• Task item: Report each line of the records where "content" occurs.

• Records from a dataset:
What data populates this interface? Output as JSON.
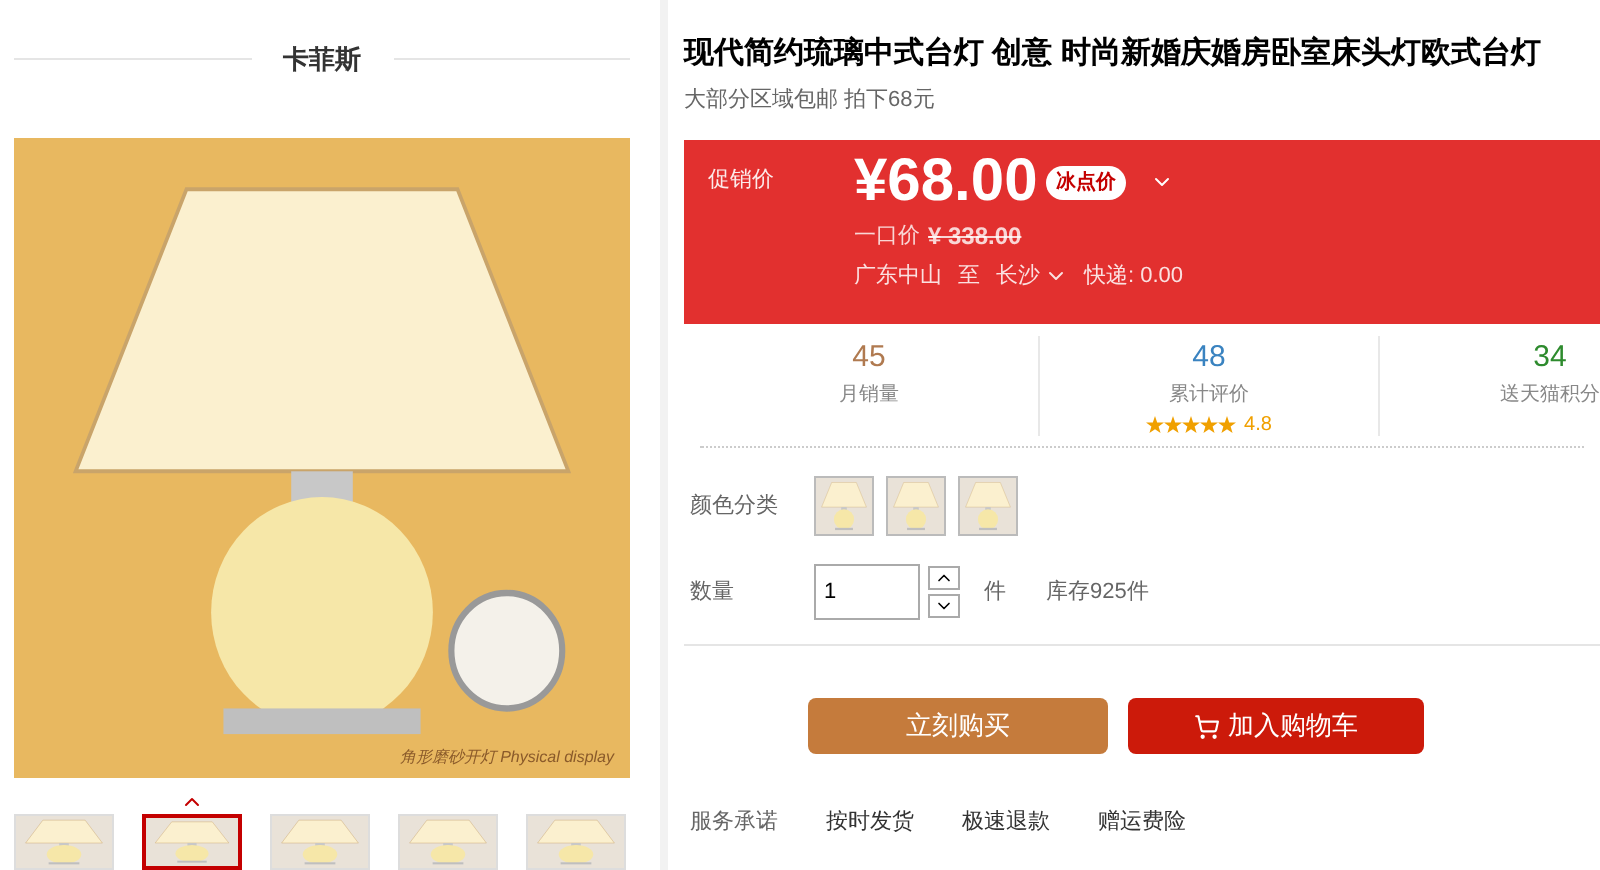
{
  "shop": {
    "name": "卡菲斯"
  },
  "gallery": {
    "watermark_caption": "角形磨砂开灯 Physical display",
    "thumbnails": [
      {
        "selected": false
      },
      {
        "selected": true
      },
      {
        "selected": false
      },
      {
        "selected": false
      },
      {
        "selected": false
      }
    ]
  },
  "product": {
    "title": "现代简约琉璃中式台灯 创意 时尚新婚庆婚房卧室床头灯欧式台灯",
    "subtitle": "大部分区域包邮 拍下68元"
  },
  "price_panel": {
    "label": "促销价",
    "price": "¥68.00",
    "badge": "冰点价",
    "original_label": "一口价",
    "original_price": "¥ 338.00",
    "origin": "广东中山",
    "to": "至",
    "destination": "长沙",
    "shipping": "快递: 0.00"
  },
  "stats": [
    {
      "value": "45",
      "label": "月销量",
      "color": "#b07a50"
    },
    {
      "value": "48",
      "label": "累计评价",
      "color": "#3a83c0",
      "stars": 5,
      "rating": "4.8"
    },
    {
      "value": "34",
      "label": "送天猫积分",
      "color": "#2e8b2e"
    }
  ],
  "options": {
    "color_label": "颜色分类",
    "swatches": [
      {
        "selected": false
      },
      {
        "selected": false
      },
      {
        "selected": false
      }
    ],
    "quantity_label": "数量",
    "quantity": "1",
    "unit": "件",
    "stock": "库存925件"
  },
  "buttons": [
    {
      "kind": "buy",
      "label": "立刻购买"
    },
    {
      "kind": "cart",
      "label": "加入购物车"
    }
  ],
  "services": {
    "label": "服务承诺",
    "items": [
      "按时发货",
      "极速退款",
      "赠运费险"
    ]
  }
}
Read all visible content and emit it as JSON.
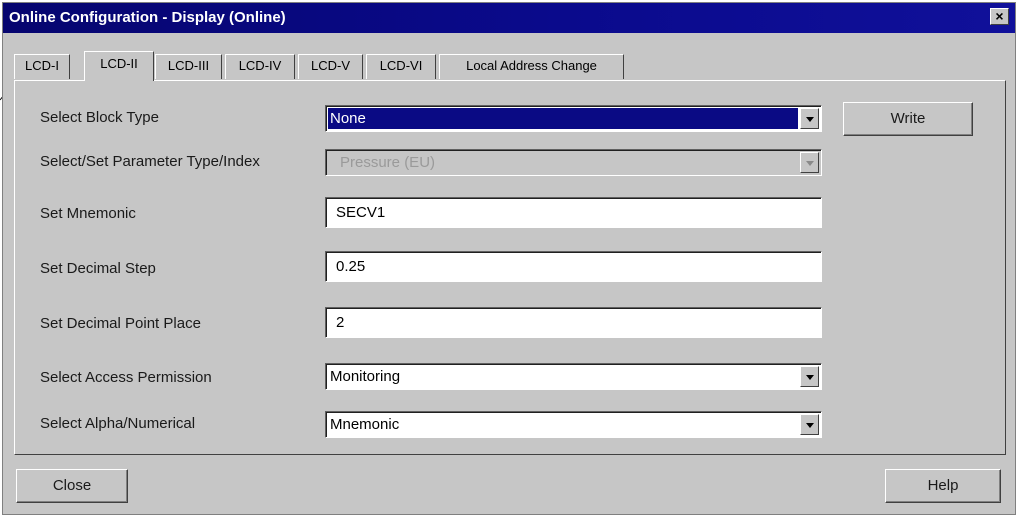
{
  "window": {
    "title": "Online Configuration - Display  (Online)",
    "close_glyph": "×"
  },
  "tabs": [
    {
      "label": "LCD-I",
      "active": false
    },
    {
      "label": "LCD-II",
      "active": true
    },
    {
      "label": "LCD-III",
      "active": false
    },
    {
      "label": "LCD-IV",
      "active": false
    },
    {
      "label": "LCD-V",
      "active": false
    },
    {
      "label": "LCD-VI",
      "active": false
    },
    {
      "label": "Local Address Change",
      "active": false
    }
  ],
  "form": {
    "block_type": {
      "label": "Select Block Type",
      "value": "None"
    },
    "param_type": {
      "label": "Select/Set Parameter Type/Index",
      "value": "Pressure (EU)",
      "disabled": true
    },
    "mnemonic": {
      "label": "Set Mnemonic",
      "value": "SECV1"
    },
    "decimal_step": {
      "label": "Set Decimal Step",
      "value": "0.25"
    },
    "decimal_point": {
      "label": "Set Decimal Point Place",
      "value": "2"
    },
    "access_permission": {
      "label": "Select Access Permission",
      "value": "Monitoring"
    },
    "alpha_numerical": {
      "label": "Select Alpha/Numerical",
      "value": "Mnemonic"
    }
  },
  "buttons": {
    "write": "Write",
    "close": "Close",
    "help": "Help"
  },
  "colors": {
    "titlebar": "#0a0a8c",
    "face": "#c6c6c6",
    "selection": "#0a0a84"
  }
}
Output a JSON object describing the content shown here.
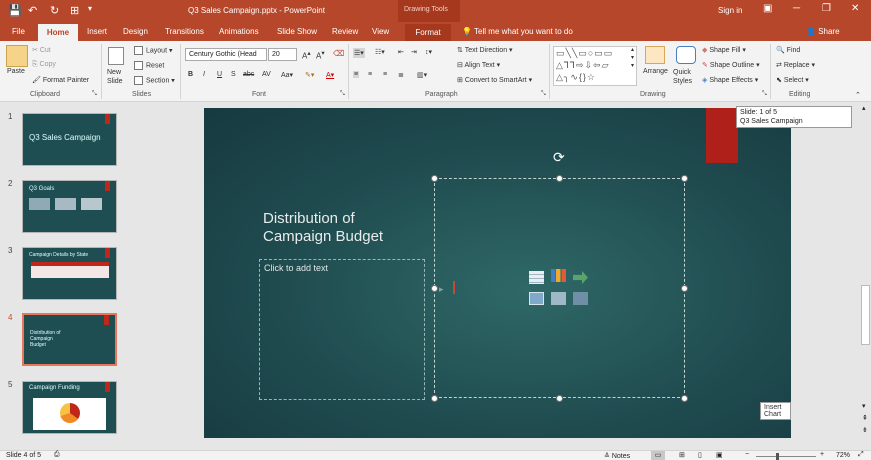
{
  "titlebar": {
    "title": "Q3 Sales Campaign.pptx - PowerPoint",
    "context_label": "Drawing Tools",
    "signin": "Sign in"
  },
  "tabs": [
    "File",
    "Home",
    "Insert",
    "Design",
    "Transitions",
    "Animations",
    "Slide Show",
    "Review",
    "View",
    "Format"
  ],
  "tellme": "Tell me what you want to do",
  "share": "Share",
  "ribbon": {
    "clipboard": {
      "paste": "Paste",
      "cut": "Cut",
      "copy": "Copy",
      "format_painter": "Format Painter",
      "label": "Clipboard"
    },
    "slides": {
      "new_slide": "New Slide",
      "layout": "Layout",
      "reset": "Reset",
      "section": "Section",
      "label": "Slides"
    },
    "font": {
      "font_name": "Century Gothic (Head",
      "font_size": "20",
      "label": "Font"
    },
    "paragraph": {
      "text_direction": "Text Direction",
      "align_text": "Align Text",
      "convert_smartart": "Convert to SmartArt",
      "label": "Paragraph"
    },
    "drawing": {
      "arrange": "Arrange",
      "quick_styles": "Quick Styles",
      "shape_fill": "Shape Fill",
      "shape_outline": "Shape Outline",
      "shape_effects": "Shape Effects",
      "label": "Drawing"
    },
    "editing": {
      "find": "Find",
      "replace": "Replace",
      "select": "Select",
      "label": "Editing"
    }
  },
  "thumbnails": [
    {
      "num": "1",
      "title": "Q3 Sales Campaign"
    },
    {
      "num": "2",
      "title": "Q3 Goals"
    },
    {
      "num": "3",
      "title": "Campaign Details by State"
    },
    {
      "num": "4",
      "title": "Distribution of Campaign Budget"
    },
    {
      "num": "5",
      "title": "Campaign Funding"
    }
  ],
  "slide": {
    "title": "Distribution of Campaign Budget",
    "placeholder": "Click to add text"
  },
  "tooltip": "Insert Chart",
  "slideinfo": {
    "line1": "Slide: 1 of 5",
    "line2": "Q3 Sales Campaign"
  },
  "statusbar": {
    "slide_count": "Slide 4 of 5",
    "notes": "Notes",
    "zoom": "72%"
  }
}
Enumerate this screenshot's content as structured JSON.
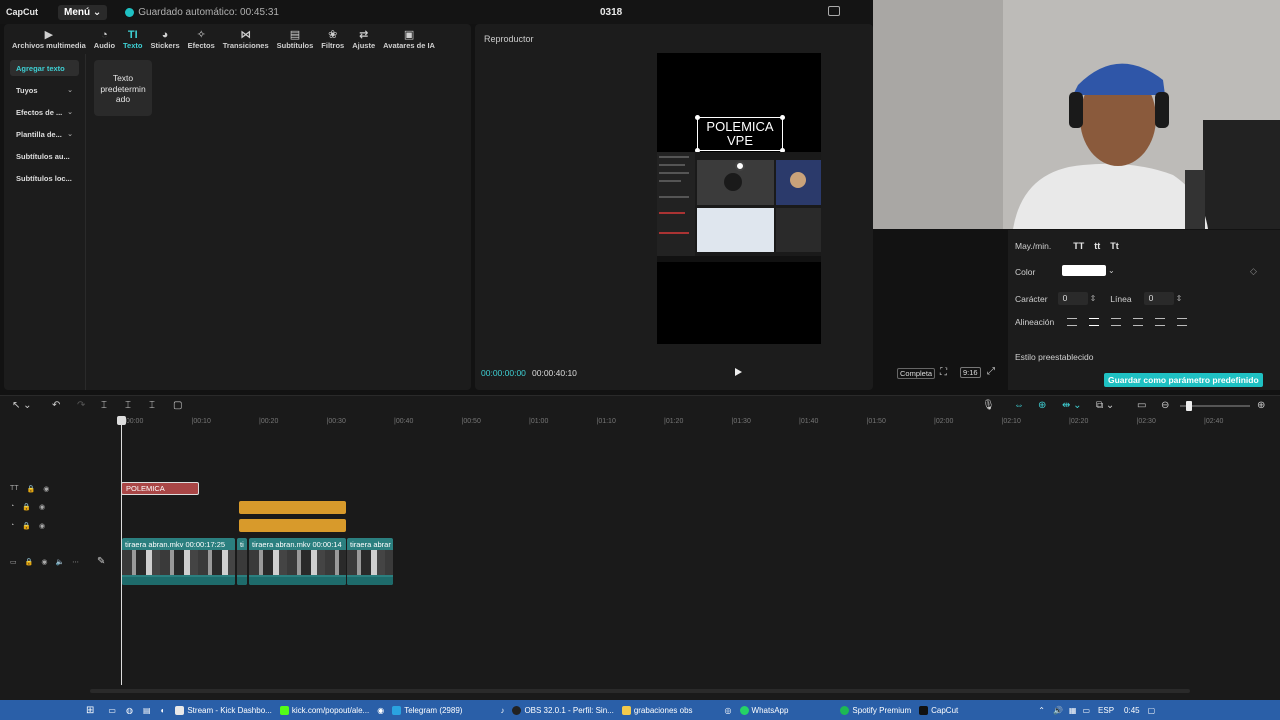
{
  "app": {
    "logo": "CapCut",
    "menu_label": "Menú",
    "autosave_text": "Guardado automático: 00:45:31",
    "project_title": "0318"
  },
  "toolbar": {
    "items": [
      {
        "icon": "▶",
        "label": "Archivos multimedia"
      },
      {
        "icon": "◔",
        "label": "Audio"
      },
      {
        "icon": "TI",
        "label": "Texto"
      },
      {
        "icon": "◕",
        "label": "Stickers"
      },
      {
        "icon": "✧",
        "label": "Efectos"
      },
      {
        "icon": "⋈",
        "label": "Transiciones"
      },
      {
        "icon": "▤",
        "label": "Subtítulos"
      },
      {
        "icon": "❀",
        "label": "Filtros"
      },
      {
        "icon": "⇄",
        "label": "Ajuste"
      },
      {
        "icon": "▣",
        "label": "Avatares de IA"
      }
    ]
  },
  "sidebar": {
    "items": [
      {
        "label": "Agregar texto"
      },
      {
        "label": "Tuyos",
        "chevron": "⌄"
      },
      {
        "label": "Efectos de ...",
        "chevron": "⌄"
      },
      {
        "label": "Plantilla de...",
        "chevron": "⌄"
      },
      {
        "label": "Subtítulos au..."
      },
      {
        "label": "Subtítulos loc..."
      }
    ]
  },
  "text_card": {
    "line1": "Texto",
    "line2": "predetermin",
    "line3": "ado"
  },
  "player": {
    "title": "Reproductor",
    "text_line1": "POLEMICA",
    "text_line2": "VPE",
    "time_current": "00:00:00:00",
    "time_total": "00:00:40:10",
    "full_label": "Completa",
    "aspect_label": "9:16"
  },
  "props": {
    "case_label": "May./min.",
    "case_options": [
      "TT",
      "tt",
      "Tt"
    ],
    "color_label": "Color",
    "char_label": "Carácter",
    "char_value": "0",
    "line_label": "Línea",
    "line_value": "0",
    "align_label": "Alineación",
    "preset_label": "Estilo preestablecido",
    "save_preset_label": "Guardar como parámetro predefinido"
  },
  "timeline": {
    "ruler_ticks": [
      "00:00",
      "00:10",
      "00:20",
      "00:30",
      "00:40",
      "00:50",
      "01:00",
      "01:10",
      "01:20",
      "01:30",
      "01:40",
      "01:50",
      "02:00",
      "02:10",
      "02:20",
      "02:30",
      "02:40"
    ],
    "text_clip": "POLEMICA",
    "video_clips": [
      {
        "label": "tiraera abran.mkv   00:00:17:25"
      },
      {
        "label": "ti"
      },
      {
        "label": "tiraera abran.mkv   00:00:14"
      },
      {
        "label": "tiraera abrar"
      }
    ]
  },
  "taskbar": {
    "items": [
      {
        "label": "Stream - Kick Dashbo...",
        "color": "#e8e8e8"
      },
      {
        "label": "kick.com/popout/ale...",
        "color": "#53fc18"
      },
      {
        "label": "Telegram (2989)",
        "color": "#2aa3e0"
      },
      {
        "label": "OBS 32.0.1 - Perfil: Sin...",
        "color": "#222222"
      },
      {
        "label": "grabaciones obs",
        "color": "#f2c94c"
      },
      {
        "label": "WhatsApp",
        "color": "#25d366"
      },
      {
        "label": "Spotify Premium",
        "color": "#1db954"
      },
      {
        "label": "CapCut",
        "color": "#111111"
      }
    ],
    "lang": "ESP",
    "clock": "0:45"
  },
  "colors": {
    "accent": "#1fc1c3",
    "text_clip": "#a94646",
    "sticker_clip": "#d89a2b",
    "video_clip": "#2b7f7f"
  }
}
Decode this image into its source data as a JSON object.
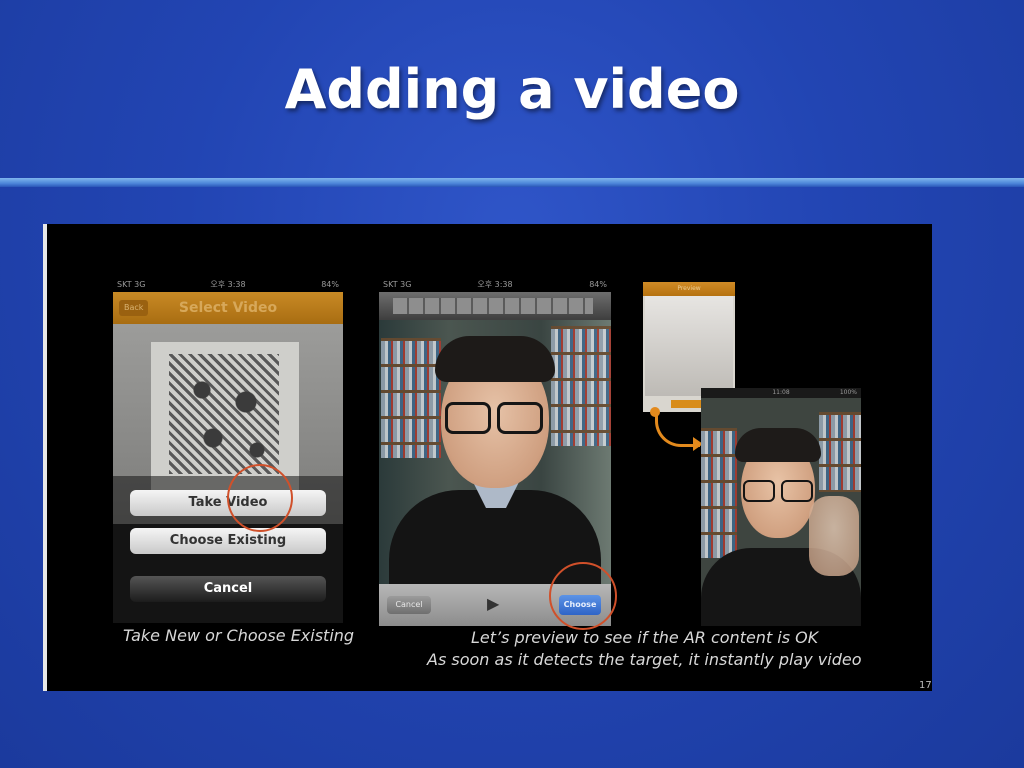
{
  "slide": {
    "title": "Adding a video",
    "page_number": "17"
  },
  "phone1": {
    "status": {
      "left": "SKT 3G",
      "time": "오후 3:38",
      "right": "84%"
    },
    "nav_back": "Back",
    "nav_title": "Select Video",
    "buttons": {
      "take_video": "Take Video",
      "choose_existing": "Choose Existing",
      "cancel": "Cancel"
    }
  },
  "phone2": {
    "status": {
      "left": "SKT 3G",
      "time": "오후 3:38",
      "right": "84%"
    },
    "cancel": "Cancel",
    "play_icon": "▶",
    "choose": "Choose"
  },
  "phone3": {
    "nav_title": "Preview",
    "ok": "OK"
  },
  "phone4": {
    "status": {
      "time": "11:08",
      "right": "100%"
    }
  },
  "captions": {
    "left": "Take New or Choose Existing",
    "right_line1": "Let’s preview to see if the AR content is OK",
    "right_line2": "As soon as it detects the target, it instantly play video"
  },
  "colors": {
    "background": "#2245b3",
    "accent_orange": "#e38a1d",
    "highlight_circle": "#d0502a"
  }
}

• Final answer:
Read all visible content and emit it as JSON.
Output a JSON object describing the content shown here.
Enumerate this screenshot's content as structured JSON.
    "right_line1": "Let’s preview to see if the AR content is OK",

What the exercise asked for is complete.